The credit-fuelled party is over, and like everything else these days, the ensuing troubles are now on a global scale. Once upon a time, previous spendthrift Labour administrations were able to resolve the local difficulty with the UK economy and balance of trade by going cap in hand to the famous Gnomes from Zurich and blaming them for the unpopular measures that followed. Gordon thinks bigger, and goes cap in hand to make nice with the Chinese to see if they want to own the UK economy as a lever that is handily located between the USA and Europe.

So we may yet be grateful for Brown's past as a communist student agitator if that helps him reassure the Chinese he is one of them at heart, and they take pity. Maybe they'll sell us a "slightly used, one careful owner, never raced or rallied Olympic Games" at a fat discount..?

The sight of Brown sucking up to China and conveniently not asking too many awkward questions about human rights contrasts with his increasingly uneasy diplomatic spats with Vladimir Putin. The inexorable rise of the Russia with its enviable energy wealth under the control of the unreconstructed KGB Tsar is a constant worry, given that the present UK administration is so desperately short of anything approaching experience of earlier cold war moments.

The prospect of our schoolboy foreign secretary up against Vlad the Impaler is more alarming than a gunfight between The Milky Bar Kid and Desperate Dan (the original, non-PC version before the fluffies got to the Dandy).

Even left wing stalwarts at the BBC may eventually give up trying to spin this nightmare government out of the shambolic mess of its own creation, into which it has sunk.

Sunday, January 06, 2008

Energy prices: treasure island plundered again

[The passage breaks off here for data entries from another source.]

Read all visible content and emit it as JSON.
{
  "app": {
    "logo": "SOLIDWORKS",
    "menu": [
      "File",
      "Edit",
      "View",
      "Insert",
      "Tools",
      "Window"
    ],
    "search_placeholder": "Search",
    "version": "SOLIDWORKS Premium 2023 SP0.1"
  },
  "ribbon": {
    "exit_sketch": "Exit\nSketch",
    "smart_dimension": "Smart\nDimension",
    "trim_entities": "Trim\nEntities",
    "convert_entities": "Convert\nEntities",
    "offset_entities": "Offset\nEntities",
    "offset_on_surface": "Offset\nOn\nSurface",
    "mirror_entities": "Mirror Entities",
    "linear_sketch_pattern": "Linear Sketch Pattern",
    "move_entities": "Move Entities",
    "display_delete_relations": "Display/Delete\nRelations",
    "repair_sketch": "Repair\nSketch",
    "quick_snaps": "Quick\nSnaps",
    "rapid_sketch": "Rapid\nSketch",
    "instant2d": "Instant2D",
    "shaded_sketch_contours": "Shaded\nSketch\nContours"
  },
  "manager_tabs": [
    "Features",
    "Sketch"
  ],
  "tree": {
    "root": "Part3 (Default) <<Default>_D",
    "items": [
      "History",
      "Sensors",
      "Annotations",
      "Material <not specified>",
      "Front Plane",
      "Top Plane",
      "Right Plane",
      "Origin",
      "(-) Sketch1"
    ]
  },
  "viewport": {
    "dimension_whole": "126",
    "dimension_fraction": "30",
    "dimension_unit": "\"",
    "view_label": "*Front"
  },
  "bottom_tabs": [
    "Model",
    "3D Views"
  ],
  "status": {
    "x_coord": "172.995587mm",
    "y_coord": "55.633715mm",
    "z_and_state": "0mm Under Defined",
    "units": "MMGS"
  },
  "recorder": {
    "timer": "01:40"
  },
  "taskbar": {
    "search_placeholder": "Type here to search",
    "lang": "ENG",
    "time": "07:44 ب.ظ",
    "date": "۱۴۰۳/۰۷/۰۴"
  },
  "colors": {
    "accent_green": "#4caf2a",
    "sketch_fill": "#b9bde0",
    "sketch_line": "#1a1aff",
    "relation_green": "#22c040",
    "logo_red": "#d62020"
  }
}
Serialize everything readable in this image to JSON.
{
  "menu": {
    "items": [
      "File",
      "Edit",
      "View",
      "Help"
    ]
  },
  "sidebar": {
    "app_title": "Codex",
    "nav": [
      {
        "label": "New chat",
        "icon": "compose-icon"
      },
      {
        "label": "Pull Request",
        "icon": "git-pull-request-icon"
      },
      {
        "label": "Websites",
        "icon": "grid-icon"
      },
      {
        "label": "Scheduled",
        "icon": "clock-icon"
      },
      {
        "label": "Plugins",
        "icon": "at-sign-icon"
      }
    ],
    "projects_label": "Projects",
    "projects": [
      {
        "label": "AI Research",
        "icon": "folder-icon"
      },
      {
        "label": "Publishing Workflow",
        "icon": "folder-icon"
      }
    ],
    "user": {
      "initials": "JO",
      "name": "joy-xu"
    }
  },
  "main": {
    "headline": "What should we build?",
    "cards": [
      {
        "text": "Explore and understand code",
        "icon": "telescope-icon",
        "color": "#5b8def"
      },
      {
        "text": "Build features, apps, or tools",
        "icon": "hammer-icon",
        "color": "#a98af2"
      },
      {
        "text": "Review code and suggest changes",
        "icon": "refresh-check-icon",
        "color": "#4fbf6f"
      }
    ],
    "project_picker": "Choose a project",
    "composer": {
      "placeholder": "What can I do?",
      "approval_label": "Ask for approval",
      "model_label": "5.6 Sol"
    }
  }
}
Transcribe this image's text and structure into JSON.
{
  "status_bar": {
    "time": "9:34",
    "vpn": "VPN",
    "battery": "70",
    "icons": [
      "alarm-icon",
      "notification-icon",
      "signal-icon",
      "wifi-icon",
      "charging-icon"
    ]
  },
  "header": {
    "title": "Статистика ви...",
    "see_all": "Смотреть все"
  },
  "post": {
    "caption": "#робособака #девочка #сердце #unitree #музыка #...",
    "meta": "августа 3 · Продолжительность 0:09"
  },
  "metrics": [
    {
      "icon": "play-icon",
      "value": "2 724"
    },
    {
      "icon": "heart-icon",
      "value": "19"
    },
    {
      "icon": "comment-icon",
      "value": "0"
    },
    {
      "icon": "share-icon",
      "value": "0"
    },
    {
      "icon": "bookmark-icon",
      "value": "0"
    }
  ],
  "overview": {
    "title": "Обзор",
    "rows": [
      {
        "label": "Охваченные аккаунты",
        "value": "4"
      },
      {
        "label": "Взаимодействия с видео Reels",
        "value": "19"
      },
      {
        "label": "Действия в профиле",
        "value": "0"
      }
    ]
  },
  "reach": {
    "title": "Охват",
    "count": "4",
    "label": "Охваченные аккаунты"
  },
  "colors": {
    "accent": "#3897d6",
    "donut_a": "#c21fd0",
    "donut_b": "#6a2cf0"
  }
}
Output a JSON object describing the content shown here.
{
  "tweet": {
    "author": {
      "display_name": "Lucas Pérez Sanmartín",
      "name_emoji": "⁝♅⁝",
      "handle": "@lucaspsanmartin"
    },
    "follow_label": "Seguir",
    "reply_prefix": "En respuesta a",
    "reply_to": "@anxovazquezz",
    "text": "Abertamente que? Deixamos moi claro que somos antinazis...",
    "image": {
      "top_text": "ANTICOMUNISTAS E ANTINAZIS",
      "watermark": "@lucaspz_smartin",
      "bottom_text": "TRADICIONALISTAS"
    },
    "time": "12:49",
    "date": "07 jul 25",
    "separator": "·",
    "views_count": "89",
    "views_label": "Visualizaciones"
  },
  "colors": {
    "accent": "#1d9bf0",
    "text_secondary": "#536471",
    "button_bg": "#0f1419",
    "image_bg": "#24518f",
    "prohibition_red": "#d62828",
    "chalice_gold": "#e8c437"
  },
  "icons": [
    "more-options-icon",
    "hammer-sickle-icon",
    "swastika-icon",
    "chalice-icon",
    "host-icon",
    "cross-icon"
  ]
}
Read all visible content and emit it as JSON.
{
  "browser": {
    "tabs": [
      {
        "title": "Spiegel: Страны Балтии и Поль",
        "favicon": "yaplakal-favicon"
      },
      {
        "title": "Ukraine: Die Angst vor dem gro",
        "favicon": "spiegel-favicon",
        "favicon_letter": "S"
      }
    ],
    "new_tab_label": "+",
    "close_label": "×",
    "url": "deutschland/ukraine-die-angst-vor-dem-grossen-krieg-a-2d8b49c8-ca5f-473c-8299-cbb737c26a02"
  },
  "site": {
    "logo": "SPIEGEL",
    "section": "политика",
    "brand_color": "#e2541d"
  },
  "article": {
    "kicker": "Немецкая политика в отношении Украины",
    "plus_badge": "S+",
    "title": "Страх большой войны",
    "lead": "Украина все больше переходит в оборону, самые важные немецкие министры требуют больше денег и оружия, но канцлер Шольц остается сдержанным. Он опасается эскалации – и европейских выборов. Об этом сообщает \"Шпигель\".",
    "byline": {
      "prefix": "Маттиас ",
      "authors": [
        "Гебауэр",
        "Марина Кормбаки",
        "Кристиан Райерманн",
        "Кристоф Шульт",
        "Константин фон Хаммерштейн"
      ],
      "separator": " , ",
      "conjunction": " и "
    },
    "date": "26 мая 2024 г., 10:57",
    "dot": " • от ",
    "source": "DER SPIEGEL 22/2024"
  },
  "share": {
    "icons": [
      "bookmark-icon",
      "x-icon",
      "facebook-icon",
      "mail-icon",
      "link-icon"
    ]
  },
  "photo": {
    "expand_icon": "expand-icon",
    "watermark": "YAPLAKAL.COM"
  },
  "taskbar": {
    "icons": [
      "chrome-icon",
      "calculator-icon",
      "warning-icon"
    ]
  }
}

Following hot on the heels of sub-prime financial industries and our government's failed attempt at claiming it was "not our problem, guv", a further example of the sacrifice made by this badly mislead nation on the altar of globalisation is the price increase announced by foreign-owned energy cartel operators.

Our French and German providers stockpile fuel surpluses in the summer, then subsidise their home markets, and make up the full price with increases on the gullible Brits. And God knows what the Russians have got planned for us.

The notion that foreign ownership of strategic British businesses is somehow good for us in a global economy needs explaining to TMP. We appear to be Luddites who cannot grasp the macro economic principles of encouraging foreign commercial and political interests to own and control us.

Might it have anything to do with the UK government then be able to wring its hands and claim that the price of energy isn't their fault - in much the same way that this government passed control of interests rates to Bank of England? Happily claiming credit for anything that was perceived as a positive outcome when inexperienced City scribblers heaped praise on Brown's management of the Tory financial legacy - but obliged to get embroiled in the denouement of the Northern Rock debacle...

Another UK interventionist response is nevertheless on the stocks - it will be a leaf out of the French books, and a return to state-planned nuclear power, albeit about 10 years too late. Meantime, perhaps we could chop up and burn otherwise useless structures such as the Big Brother House and the Scottish Assembly building, along with Brown's almost entirely wooden administration, and lash any remaining MPs to treadmill generators.

When the high cost of your heating this winter arrives, just remember who was in charge when our French and German "partners" were allowed to buy up UK energy companies. Also remember just how tricky it is for foreign companies to own utilities in France and Germany...